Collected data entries
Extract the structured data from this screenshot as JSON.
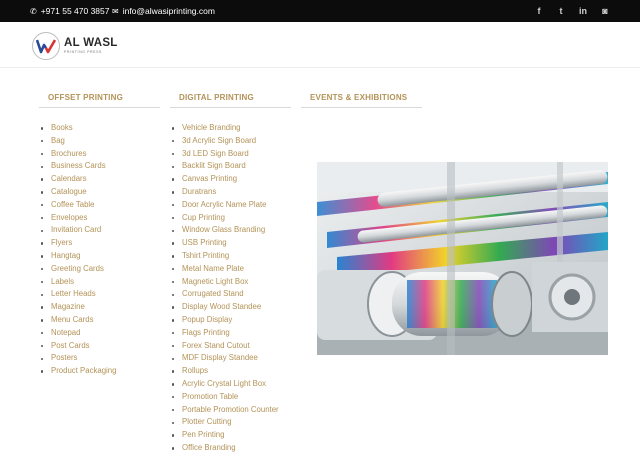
{
  "topbar": {
    "phone": "+971 55 470 3857",
    "email": "info@alwasiprinting.com",
    "phone_icon": "phone-icon",
    "email_icon": "envelope-icon",
    "social": [
      {
        "icon": "facebook-icon",
        "glyph": "f"
      },
      {
        "icon": "twitter-icon",
        "glyph": "t"
      },
      {
        "icon": "linkedin-icon",
        "glyph": "in"
      },
      {
        "icon": "instagram-icon",
        "glyph": "◙"
      }
    ]
  },
  "logo": {
    "brand": "AL WASL",
    "tagline": "PRINTING PRESS"
  },
  "menu": {
    "offset_heading": "OFFSET PRINTING",
    "digital_heading": "DIGITAL PRINTING",
    "events_heading": "EVENTS & EXHIBITIONS",
    "offset_items": [
      "Books",
      "Bag",
      "Brochures",
      "Business Cards",
      "Calendars",
      "Catalogue",
      "Coffee Table",
      "Envelopes",
      "Invitation Card",
      "Flyers",
      "Hangtag",
      "Greeting Cards",
      "Labels",
      "Letter Heads",
      "Magazine",
      "Menu Cards",
      "Notepad",
      "Post Cards",
      "Posters",
      "Product Packaging"
    ],
    "digital_items": [
      "Vehicle Branding",
      "3d Acrylic Sign Board",
      "3d LED Sign Board",
      "Backlit Sign Board",
      "Canvas Printing",
      "Duratrans",
      "Door Acrylic Name Plate",
      "Cup Printing",
      "Window Glass Branding",
      "USB Printing",
      "Tshirt Printing",
      "Metal Name Plate",
      "Magnetic Light Box",
      "Corrugated Stand",
      "Display Wood Standee",
      "Popup Display",
      "Flags Printing",
      "Forex Stand Cutout",
      "MDF Display Standee",
      "Rollups",
      "Acrylic Crystal Light Box",
      "Promotion Table",
      "Portable Promotion Counter",
      "Plotter Cutting",
      "Pen Printing",
      "Office Branding"
    ]
  },
  "colors": {
    "accent": "#b39358",
    "topbar_bg": "#0c0c0c"
  }
}
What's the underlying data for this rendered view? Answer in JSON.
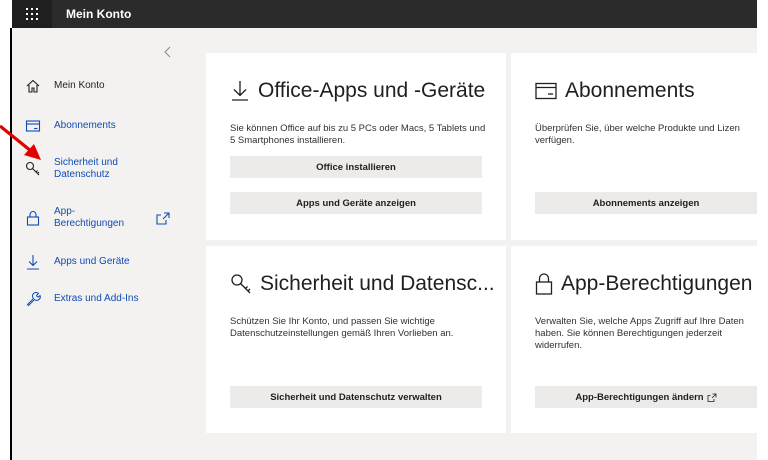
{
  "header": {
    "title": "Mein Konto"
  },
  "sidebar": {
    "items": [
      {
        "label": "Mein Konto"
      },
      {
        "label": "Abonnements"
      },
      {
        "label": "Sicherheit und Datenschutz"
      },
      {
        "label": "App-Berechtigungen"
      },
      {
        "label": "Apps und Geräte"
      },
      {
        "label": "Extras und Add-Ins"
      }
    ]
  },
  "cards": {
    "office": {
      "title": "Office-Apps und -Geräte",
      "desc": "Sie können Office auf bis zu 5 PCs oder Macs, 5 Tablets und 5 Smartphones installieren.",
      "btn1": "Office installieren",
      "btn2": "Apps und Geräte anzeigen"
    },
    "subs": {
      "title": "Abonnements",
      "desc": "Überprüfen Sie, über welche Produkte und Lizen verfügen.",
      "btn": "Abonnements anzeigen"
    },
    "security": {
      "title": "Sicherheit und Datensc...",
      "desc": "Schützen Sie Ihr Konto, und passen Sie wichtige Datenschutzeinstellungen gemäß Ihren Vorlieben an.",
      "btn": "Sicherheit und Datenschutz verwalten"
    },
    "perms": {
      "title": "App-Berechtigungen",
      "desc": "Verwalten Sie, welche Apps Zugriff auf Ihre Daten haben. Sie können Berechtigungen jederzeit widerrufen.",
      "btn": "App-Berechtigungen ändern"
    }
  },
  "colors": {
    "topbar": "#2b2b2b",
    "link": "#0f4cb5",
    "annotation_arrow": "#e00000"
  }
}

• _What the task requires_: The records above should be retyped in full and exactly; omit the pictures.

• _Solution for this task_:
Extract the structured data from this screenshot as JSON.
{
  "topbar": {
    "phone": "+971 55 470 3857",
    "email": "info@alwasiprinting.com",
    "phone_icon": "phone-icon",
    "email_icon": "envelope-icon",
    "social": [
      {
        "icon": "facebook-icon",
        "glyph": "f"
      },
      {
        "icon": "twitter-icon",
        "glyph": "t"
      },
      {
        "icon": "linkedin-icon",
        "glyph": "in"
      },
      {
        "icon": "instagram-icon",
        "glyph": "◙"
      }
    ]
  },
  "logo": {
    "brand": "AL WASL",
    "tagline": "PRINTING PRESS"
  },
  "menu": {
    "offset_heading": "OFFSET PRINTING",
    "digital_heading": "DIGITAL PRINTING",
    "events_heading": "EVENTS & EXHIBITIONS",
    "offset_items": [
      "Books",
      "Bag",
      "Brochures",
      "Business Cards",
      "Calendars",
      "Catalogue",
      "Coffee Table",
      "Envelopes",
      "Invitation Card",
      "Flyers",
      "Hangtag",
      "Greeting Cards",
      "Labels",
      "Letter Heads",
      "Magazine",
      "Menu Cards",
      "Notepad",
      "Post Cards",
      "Posters",
      "Product Packaging"
    ],
    "digital_items": [
      "Vehicle Branding",
      "3d Acrylic Sign Board",
      "3d LED Sign Board",
      "Backlit Sign Board",
      "Canvas Printing",
      "Duratrans",
      "Door Acrylic Name Plate",
      "Cup Printing",
      "Window Glass Branding",
      "USB Printing",
      "Tshirt Printing",
      "Metal Name Plate",
      "Magnetic Light Box",
      "Corrugated Stand",
      "Display Wood Standee",
      "Popup Display",
      "Flags Printing",
      "Forex Stand Cutout",
      "MDF Display Standee",
      "Rollups",
      "Acrylic Crystal Light Box",
      "Promotion Table",
      "Portable Promotion Counter",
      "Plotter Cutting",
      "Pen Printing",
      "Office Branding"
    ]
  },
  "colors": {
    "accent": "#b39358",
    "topbar_bg": "#0c0c0c"
  }
}
What's the underlying data for this rendered view? Answer in JSON.
{
  "header": {
    "title": "Mein Konto"
  },
  "sidebar": {
    "items": [
      {
        "label": "Mein Konto"
      },
      {
        "label": "Abonnements"
      },
      {
        "label": "Sicherheit und Datenschutz"
      },
      {
        "label": "App-Berechtigungen"
      },
      {
        "label": "Apps und Geräte"
      },
      {
        "label": "Extras und Add-Ins"
      }
    ]
  },
  "cards": {
    "office": {
      "title": "Office-Apps und -Geräte",
      "desc": "Sie können Office auf bis zu 5 PCs oder Macs, 5 Tablets und 5 Smartphones installieren.",
      "btn1": "Office installieren",
      "btn2": "Apps und Geräte anzeigen"
    },
    "subs": {
      "title": "Abonnements",
      "desc": "Überprüfen Sie, über welche Produkte und Lizen verfügen.",
      "btn": "Abonnements anzeigen"
    },
    "security": {
      "title": "Sicherheit und Datensc...",
      "desc": "Schützen Sie Ihr Konto, und passen Sie wichtige Datenschutzeinstellungen gemäß Ihren Vorlieben an.",
      "btn": "Sicherheit und Datenschutz verwalten"
    },
    "perms": {
      "title": "App-Berechtigungen",
      "desc": "Verwalten Sie, welche Apps Zugriff auf Ihre Daten haben. Sie können Berechtigungen jederzeit widerrufen.",
      "btn": "App-Berechtigungen ändern"
    }
  },
  "colors": {
    "topbar": "#2b2b2b",
    "link": "#0f4cb5",
    "annotation_arrow": "#e00000"
  }
}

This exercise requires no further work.